Over the years, I have tried to make Mom’s Beef Stew. And over the years, I’ve failed. One legendary attempt involved me calling her no less than six times during the process. “…but how long do you cook the onions?” “How much water do I add?” “When do you add the carrots?” The result was edible at best, but it was never….quite….mom’s!

The next day, when I talked to her about how I thought it was almost, but not quite “hers,” she casually said, “well, did you add the _____ ??”  Well, no, I had not. Why? BECAUSE SHE DIDN’T TELL ME ABOUT IT!! “Oh, yes,” she said, “you have to add _____.” Secret in hand, I continued on my quest to make Mom’s Beef Stew. Years would pass, but I would never quite replicate what I knew to be Mom’s Beef Stew.
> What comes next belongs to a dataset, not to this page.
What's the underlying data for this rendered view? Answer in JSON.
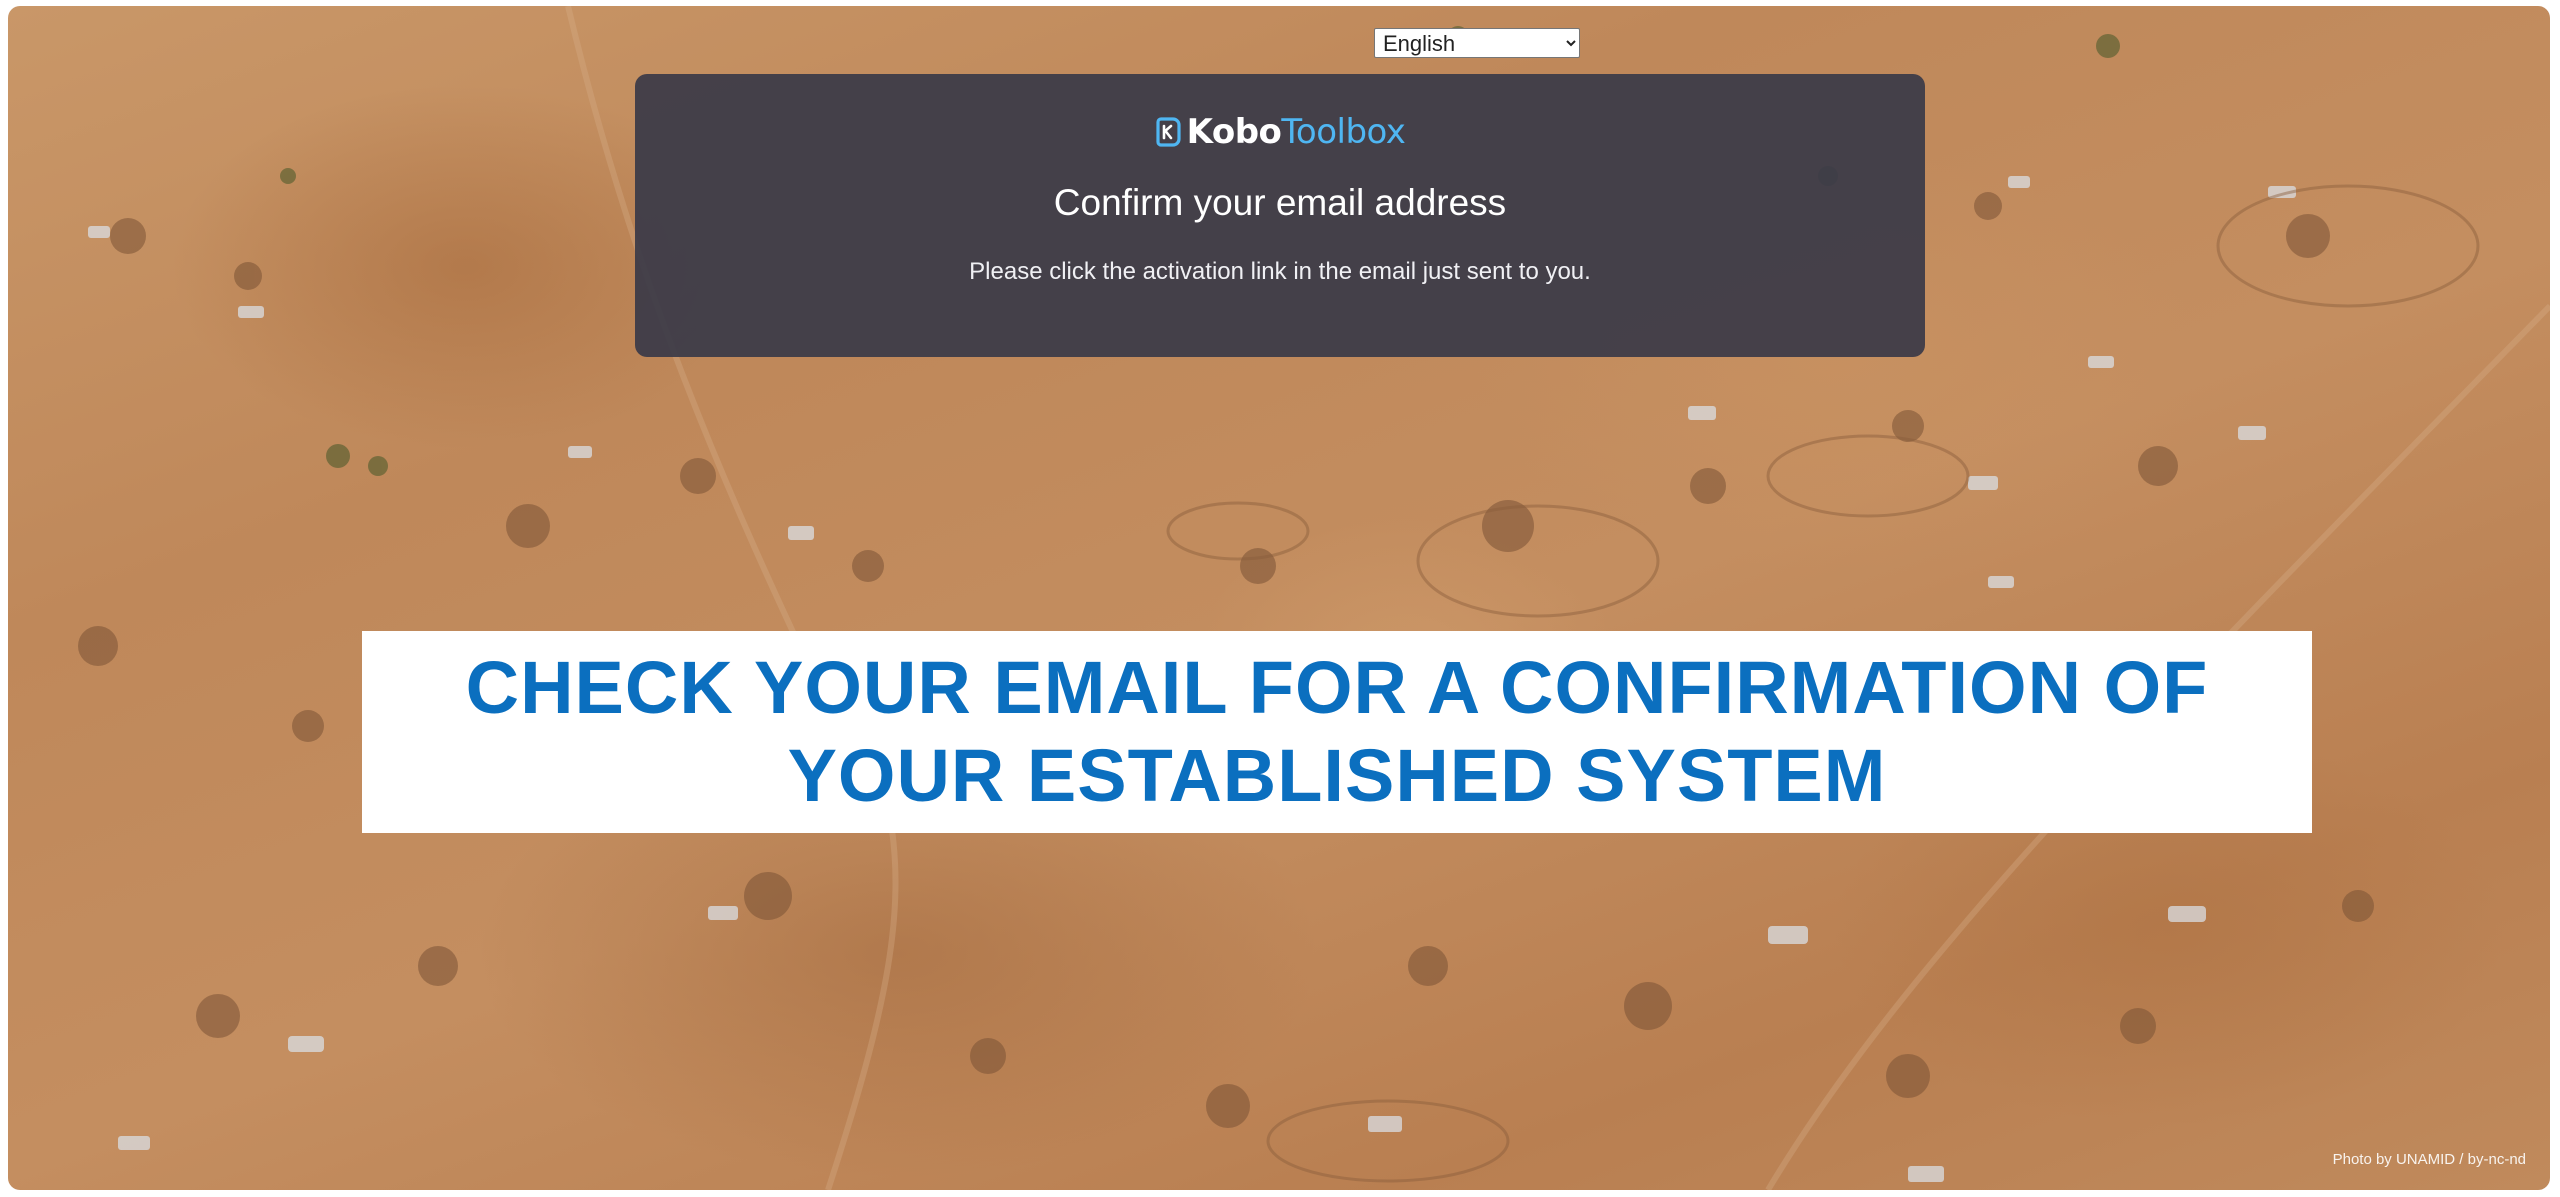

Just last week, after a cold snap passed through town, I felt an urge to make beef stew. I detoured on the way home from work to get the ingredients. I cut the beef into large pieces, seasoned it well, dredged it in flour, then browned the pieces in oil. I peeled and cut up the potatoes, carrots and celery, adding them after the beef had simmered for just the right amount of time. The aroma was wonderful as it wafted through the house. I painstakingly skimmed the fat from the pot, then parceled it into containers and chilled it overnight in the refrigerator.
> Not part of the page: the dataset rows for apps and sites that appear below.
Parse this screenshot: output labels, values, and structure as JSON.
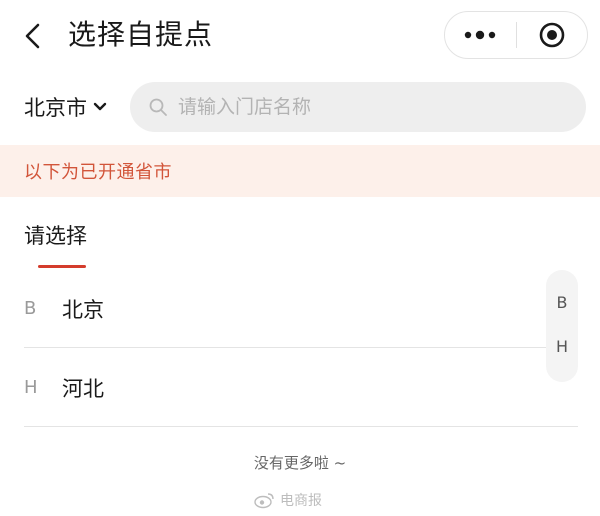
{
  "header": {
    "title": "选择自提点",
    "back_icon": "chevron-left-icon",
    "more_icon": "more-dots-icon",
    "close_icon": "target-circle-icon"
  },
  "location": {
    "city": "北京市",
    "dropdown_icon": "chevron-down-icon"
  },
  "search": {
    "placeholder": "请输入门店名称",
    "value": ""
  },
  "notice": {
    "text": "以下为已开通省市"
  },
  "tabs": [
    {
      "label": "请选择",
      "active": true
    }
  ],
  "provinces": [
    {
      "letter": "B",
      "name": "北京"
    },
    {
      "letter": "H",
      "name": "河北"
    }
  ],
  "index_bar": [
    "B",
    "H"
  ],
  "footer": {
    "no_more_text": "没有更多啦 ~",
    "watermark_text": "电商报"
  },
  "colors": {
    "accent": "#d43c2c",
    "notice_bg": "#fdf0ea",
    "notice_text": "#d2553a"
  }
}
The next day, my sister took a container of the stew to my mom and dad. They all enjoyed it that night. Was it exactly like mom’s? No, it wasn’t. But that didn’t matter.
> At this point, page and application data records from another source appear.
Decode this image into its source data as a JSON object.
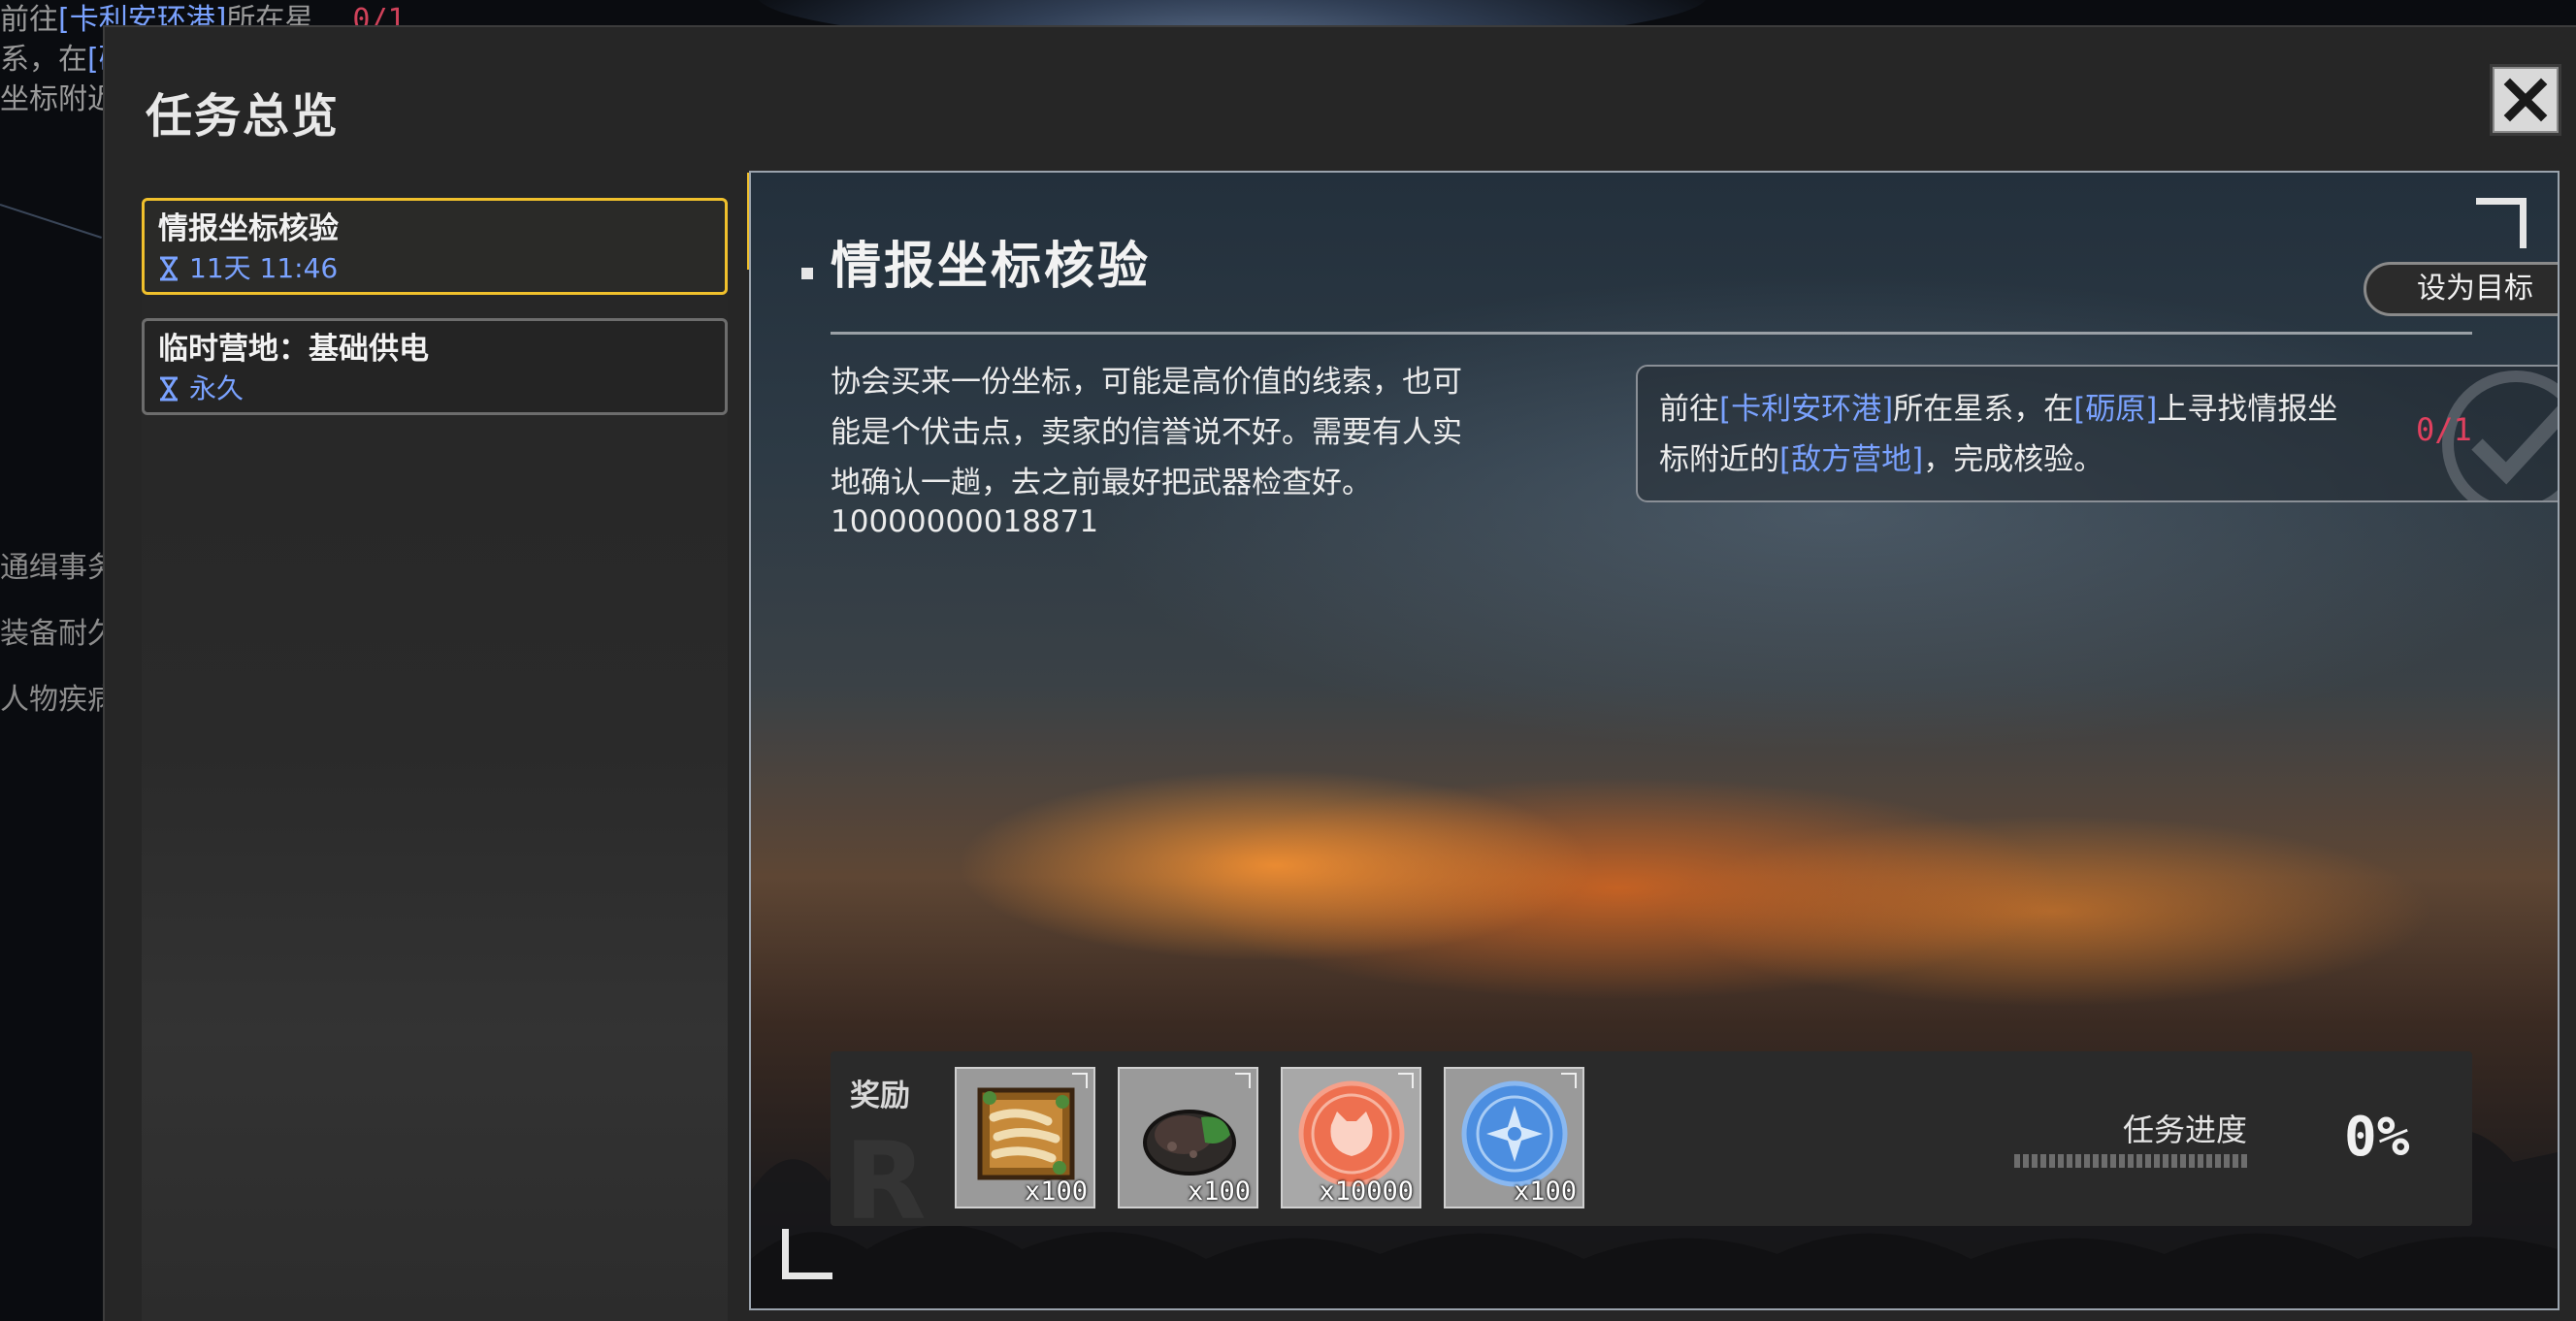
{
  "background_hud": {
    "line1_prefix": "前往",
    "line1_tag": "[卡利安环港]",
    "line1_suffix": "所在星",
    "line1_count": "0/1",
    "line2_prefix": "系，在",
    "line2_tag": "[砺",
    "line3": "坐标附近",
    "side_items": [
      "通缉事务",
      "装备耐久",
      "人物疾病"
    ]
  },
  "dialog": {
    "title": "任务总览",
    "close_icon": "close-icon"
  },
  "quest_list": [
    {
      "name": "情报坐标核验",
      "time": "11天 11:46",
      "active": true
    },
    {
      "name": "临时营地：基础供电",
      "time": "永久",
      "active": false
    }
  ],
  "detail": {
    "title": "情报坐标核验",
    "set_target_label": "设为目标",
    "description": "协会买来一份坐标，可能是高价值的线索，也可能是个伏击点，卖家的信誉说不好。需要有人实地确认一趟，去之前最好把武器检查好。",
    "description_id": "10000000018871",
    "objective": {
      "p1": "前往",
      "tag1": "[卡利安环港]",
      "p2": "所在星系，在",
      "tag2": "[砺原]",
      "p3": "上寻找情报坐标附近的",
      "tag3": "[敌方营地]",
      "p4": "，完成核验。",
      "progress": "0/1",
      "check_icon": "checkmark-icon"
    },
    "rewards": {
      "label": "奖励",
      "ghost_text": "R",
      "items": [
        {
          "icon": "crate-icon",
          "qty": "x100"
        },
        {
          "icon": "ore-icon",
          "qty": "x100"
        },
        {
          "icon": "orange-badge-icon",
          "qty": "x10000"
        },
        {
          "icon": "blue-compass-icon",
          "qty": "x100"
        }
      ]
    },
    "progress": {
      "label": "任务进度",
      "value": "0%"
    }
  },
  "colors": {
    "accent": "#f0c02c",
    "link": "#7aa2ff",
    "count": "#e0405e"
  }
}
Mom has taught me to cook, not only by a list of ingredients, but by example. It didn’t matter if I had this spice or that vegetable, or even that secret ingredient. It was all about the intent. Cooking for those you love was all that mattered.

Mom called me to tell me how good my stew tasted. This was all I needed to hear. This was the best beef stew ever.


Best Beef Stew

3 pounds boneless beef blade or chuck roast, cut into 1 1/2”-2” cubes
Coarse salt
Freshly ground black pepper
1/3 cup flour
3 tablespoons vegetable oil, divided use, more as needed
1 large onion, sliced
6 cloves garlic, chopped
½ cup red wine
2 cups beef broth
1 cup water
1 tablespoon light soy sauce
1 tablespoon Worcestershire sauce
1 teaspoon balsamic vinegar
1 can (28 ounce size) peeled tomatoes, crushed
¼ cup chopped fresh parsley
1 sprig fresh rosemary
½ teaspoon dried thyme
½ teaspoon dried basil
½ teaspoon dried oregano
½ teaspoon sweet paprika
1 pound red potatoes, peeled and cut into 1-inch pieces
4 carrots, peeled and sliced into ½-inch coins
2 stalks celery, peeled and cut on the diagonal into 1-inch pieces
Fresh parsley sprigs, as garnish
Fresh rosemary, as garnish

Season beef cubes liberally with salt and pepper. Dredge in flour and set aside. Heat oil over medium-high heat in large Dutch oven. Brown beef in batches, turning after a couple of minutes to brown evenly. Remove cubes to dish and repeat with additional oil as needed.

Heat oven to 275°.

Add 1 tablespoon oil to pot. Add onion and garlic, and cook, stirring constantly, until onion is fragrant, about 4 minutes. Take care that garlic does not burn. Return beef and any accumulated drippings to pot. Stir in wine, beef broth, water, soy sauce, Worcestershire sauce, vinegar, and tomatoes with their juice. Bring to a boil over high heat. Add parsley, rosemary, thyme, basil, oregano, and paprika. Reduce heat to low. Cover and bake in oven until beef is just tender, about 2 hours.

Add potatoes, carrots, and celery. Stir gently, cover and continue cooking until beef and vegetables are tender, about 45 minutes to 1 hour more. Remove from heat and let rest for 30 minutes. Skim any fat from surface, check seasonings and serve immediately. (Stew may be refrigerated upon completion; remove fat from surface before heating to serve)